The Polish-French physicist Georges Charpak, who won the Nobel Prize for Physics in 1992 for his work on particle detectors, died yesterday at the age of 86.

Charpak spent most of his career at CERN and it was there in 1968 that he developed a new approach to detecting charged particles. His multiwire proportional chamber increased the data collection speed by a factor of 1000 compared with previous techniques. The chamber quickly became a standard tool in particle physics and won Charpak the 1992 prize.

Charpak went on to develop a number of different particle detectors, some of which are used in biophysics and medical physics. More recently, he developed a radon detector that could help predict earthquakes.

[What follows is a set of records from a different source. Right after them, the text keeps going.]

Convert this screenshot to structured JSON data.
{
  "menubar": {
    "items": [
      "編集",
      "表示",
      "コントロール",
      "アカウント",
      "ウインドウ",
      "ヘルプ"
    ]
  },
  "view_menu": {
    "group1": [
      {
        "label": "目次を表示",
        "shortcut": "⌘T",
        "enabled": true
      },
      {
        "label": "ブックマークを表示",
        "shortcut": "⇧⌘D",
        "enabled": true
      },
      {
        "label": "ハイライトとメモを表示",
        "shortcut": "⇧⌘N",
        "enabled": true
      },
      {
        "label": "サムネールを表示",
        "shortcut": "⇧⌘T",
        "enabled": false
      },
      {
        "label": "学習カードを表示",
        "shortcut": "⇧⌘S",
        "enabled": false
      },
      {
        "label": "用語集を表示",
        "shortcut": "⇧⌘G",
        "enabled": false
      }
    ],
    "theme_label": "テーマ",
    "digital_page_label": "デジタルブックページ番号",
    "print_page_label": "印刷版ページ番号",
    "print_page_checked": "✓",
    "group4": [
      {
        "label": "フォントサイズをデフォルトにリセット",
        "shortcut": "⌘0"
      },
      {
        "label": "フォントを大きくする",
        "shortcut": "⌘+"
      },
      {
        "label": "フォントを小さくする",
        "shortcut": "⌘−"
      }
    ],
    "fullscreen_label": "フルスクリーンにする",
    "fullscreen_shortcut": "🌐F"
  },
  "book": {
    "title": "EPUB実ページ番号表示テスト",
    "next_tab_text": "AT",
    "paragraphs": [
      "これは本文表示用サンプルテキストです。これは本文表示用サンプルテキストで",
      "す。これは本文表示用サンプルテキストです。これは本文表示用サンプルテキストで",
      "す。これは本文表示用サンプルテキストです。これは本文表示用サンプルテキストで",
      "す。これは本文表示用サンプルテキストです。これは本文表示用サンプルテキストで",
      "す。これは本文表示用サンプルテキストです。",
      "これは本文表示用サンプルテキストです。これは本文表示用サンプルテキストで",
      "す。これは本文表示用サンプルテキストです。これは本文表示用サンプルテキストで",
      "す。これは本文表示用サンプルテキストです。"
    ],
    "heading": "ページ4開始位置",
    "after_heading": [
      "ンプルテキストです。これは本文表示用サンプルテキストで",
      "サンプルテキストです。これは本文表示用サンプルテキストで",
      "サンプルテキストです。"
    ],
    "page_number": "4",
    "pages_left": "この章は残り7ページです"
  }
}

Born in Poland in 1924, Charpak became a French citizen in 1946. After studying engineering at the Ecole des Mines in Paris, Charpak did a PhD in nuclear physics at the prestigious College de France. He spent his early years as a physicist at CNRS before joining CERN in 1959, from which he retired in 1991. Charpak was also an honorary fellow of the Institute of Physics, which publishes physicsworld.com.